- **Exercise aim**: Omit every picture and write out the rest of the records exactly.

- **Data in this exercise**:
--- --- ---
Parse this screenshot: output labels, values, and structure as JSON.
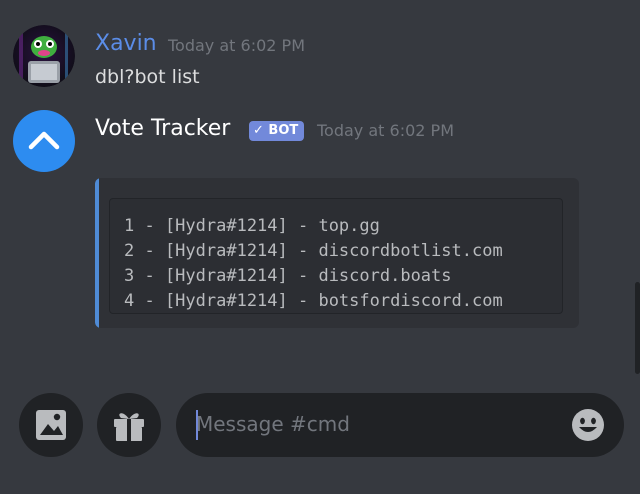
{
  "messages": [
    {
      "author": "Xavin",
      "author_color": "#5b8de8",
      "timestamp": "Today at 6:02 PM",
      "content": "dbl?bot list"
    },
    {
      "author": "Vote Tracker",
      "author_color": "#ffffff",
      "bot_tag": "✓ BOT",
      "timestamp": "Today at 6:02 PM",
      "code_lines": [
        "1 - [Hydra#1214] - top.gg",
        "2 - [Hydra#1214] - discordbotlist.com",
        "3 - [Hydra#1214] - discord.boats",
        "4 - [Hydra#1214] - botsfordiscord.com"
      ]
    }
  ],
  "composer": {
    "placeholder": "Message #cmd",
    "image_button_icon": "image-icon",
    "gift_button_icon": "gift-icon",
    "emoji_button_icon": "emoji-icon"
  },
  "colors": {
    "background": "#36393f",
    "accent": "#7289da",
    "embed_bar": "#4f8bd6"
  }
}
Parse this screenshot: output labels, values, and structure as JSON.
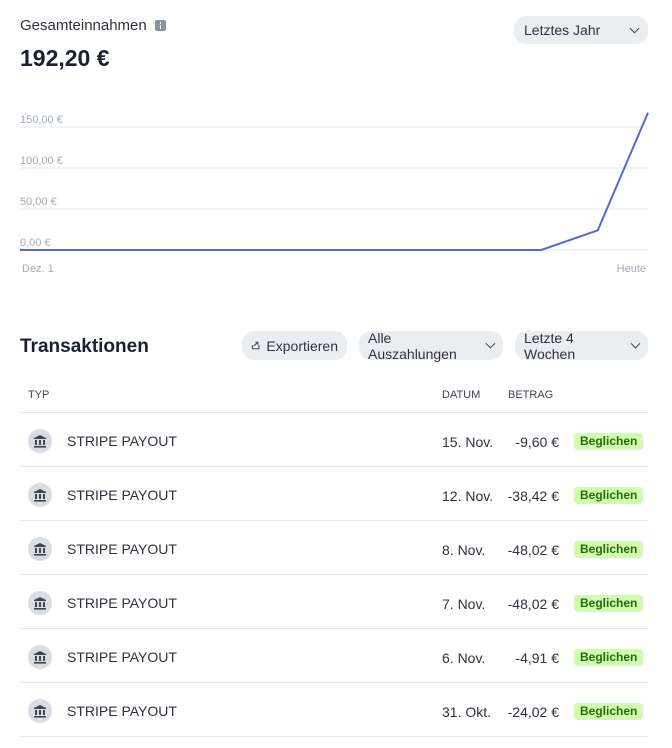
{
  "header": {
    "title": "Gesamteinnahmen",
    "total": "192,20 €",
    "period_selected": "Letztes Jahr"
  },
  "chart_data": {
    "type": "line",
    "yticks": [
      "150,00 €",
      "100,00 €",
      "50,00 €",
      "0,00 €"
    ],
    "ytick_values": [
      150,
      100,
      50,
      0
    ],
    "ylim": [
      0,
      150
    ],
    "xtick_start": "Dez. 1",
    "xtick_end": "Heute",
    "grid": true,
    "series": [
      {
        "color": "#5469d4",
        "x": [
          0,
          0.83,
          0.92,
          1.0
        ],
        "values": [
          0,
          0,
          24.02,
          167.5
        ]
      }
    ]
  },
  "transactions": {
    "title": "Transaktionen",
    "export_label": "Exportieren",
    "filter_payouts": "Alle Auszahlungen",
    "filter_period": "Letzte 4 Wochen",
    "columns": {
      "type": "TYP",
      "date": "DATUM",
      "amount": "BETRAG"
    },
    "rows": [
      {
        "type": "STRIPE PAYOUT",
        "date": "15. Nov.",
        "amount": "-9,60 €",
        "status": "Beglichen"
      },
      {
        "type": "STRIPE PAYOUT",
        "date": "12. Nov.",
        "amount": "-38,42 €",
        "status": "Beglichen"
      },
      {
        "type": "STRIPE PAYOUT",
        "date": "8. Nov.",
        "amount": "-48,02 €",
        "status": "Beglichen"
      },
      {
        "type": "STRIPE PAYOUT",
        "date": "7. Nov.",
        "amount": "-48,02 €",
        "status": "Beglichen"
      },
      {
        "type": "STRIPE PAYOUT",
        "date": "6. Nov.",
        "amount": "-4,91 €",
        "status": "Beglichen"
      },
      {
        "type": "STRIPE PAYOUT",
        "date": "31. Okt.",
        "amount": "-24,02 €",
        "status": "Beglichen"
      }
    ]
  },
  "icons": {
    "info": "info-icon",
    "export": "export-icon",
    "bank": "bank-icon",
    "chevron": "chevron-down-icon"
  },
  "colors": {
    "line": "#5469d4",
    "badge_bg": "#d1fab3",
    "badge_text": "#217005"
  }
}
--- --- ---
- **Response**:
Parse this screenshot: output labels, values, and structure as JSON.
{
  "messages": [
    {
      "author": "Xavin",
      "author_color": "#5b8de8",
      "timestamp": "Today at 6:02 PM",
      "content": "dbl?bot list"
    },
    {
      "author": "Vote Tracker",
      "author_color": "#ffffff",
      "bot_tag": "✓ BOT",
      "timestamp": "Today at 6:02 PM",
      "code_lines": [
        "1 - [Hydra#1214] - top.gg",
        "2 - [Hydra#1214] - discordbotlist.com",
        "3 - [Hydra#1214] - discord.boats",
        "4 - [Hydra#1214] - botsfordiscord.com"
      ]
    }
  ],
  "composer": {
    "placeholder": "Message #cmd",
    "image_button_icon": "image-icon",
    "gift_button_icon": "gift-icon",
    "emoji_button_icon": "emoji-icon"
  },
  "colors": {
    "background": "#36393f",
    "accent": "#7289da",
    "embed_bar": "#4f8bd6"
  }
}
Parse this screenshot: output labels, values, and structure as JSON.
{
  "header": {
    "title": "Gesamteinnahmen",
    "total": "192,20 €",
    "period_selected": "Letztes Jahr"
  },
  "chart_data": {
    "type": "line",
    "yticks": [
      "150,00 €",
      "100,00 €",
      "50,00 €",
      "0,00 €"
    ],
    "ytick_values": [
      150,
      100,
      50,
      0
    ],
    "ylim": [
      0,
      150
    ],
    "xtick_start": "Dez. 1",
    "xtick_end": "Heute",
    "grid": true,
    "series": [
      {
        "color": "#5469d4",
        "x": [
          0,
          0.83,
          0.92,
          1.0
        ],
        "values": [
          0,
          0,
          24.02,
          167.5
        ]
      }
    ]
  },
  "transactions": {
    "title": "Transaktionen",
    "export_label": "Exportieren",
    "filter_payouts": "Alle Auszahlungen",
    "filter_period": "Letzte 4 Wochen",
    "columns": {
      "type": "TYP",
      "date": "DATUM",
      "amount": "BETRAG"
    },
    "rows": [
      {
        "type": "STRIPE PAYOUT",
        "date": "15. Nov.",
        "amount": "-9,60 €",
        "status": "Beglichen"
      },
      {
        "type": "STRIPE PAYOUT",
        "date": "12. Nov.",
        "amount": "-38,42 €",
        "status": "Beglichen"
      },
      {
        "type": "STRIPE PAYOUT",
        "date": "8. Nov.",
        "amount": "-48,02 €",
        "status": "Beglichen"
      },
      {
        "type": "STRIPE PAYOUT",
        "date": "7. Nov.",
        "amount": "-48,02 €",
        "status": "Beglichen"
      },
      {
        "type": "STRIPE PAYOUT",
        "date": "6. Nov.",
        "amount": "-4,91 €",
        "status": "Beglichen"
      },
      {
        "type": "STRIPE PAYOUT",
        "date": "31. Okt.",
        "amount": "-24,02 €",
        "status": "Beglichen"
      }
    ]
  },
  "icons": {
    "info": "info-icon",
    "export": "export-icon",
    "bank": "bank-icon",
    "chevron": "chevron-down-icon"
  },
  "colors": {
    "line": "#5469d4",
    "badge_bg": "#d1fab3",
    "badge_text": "#217005"
  }
}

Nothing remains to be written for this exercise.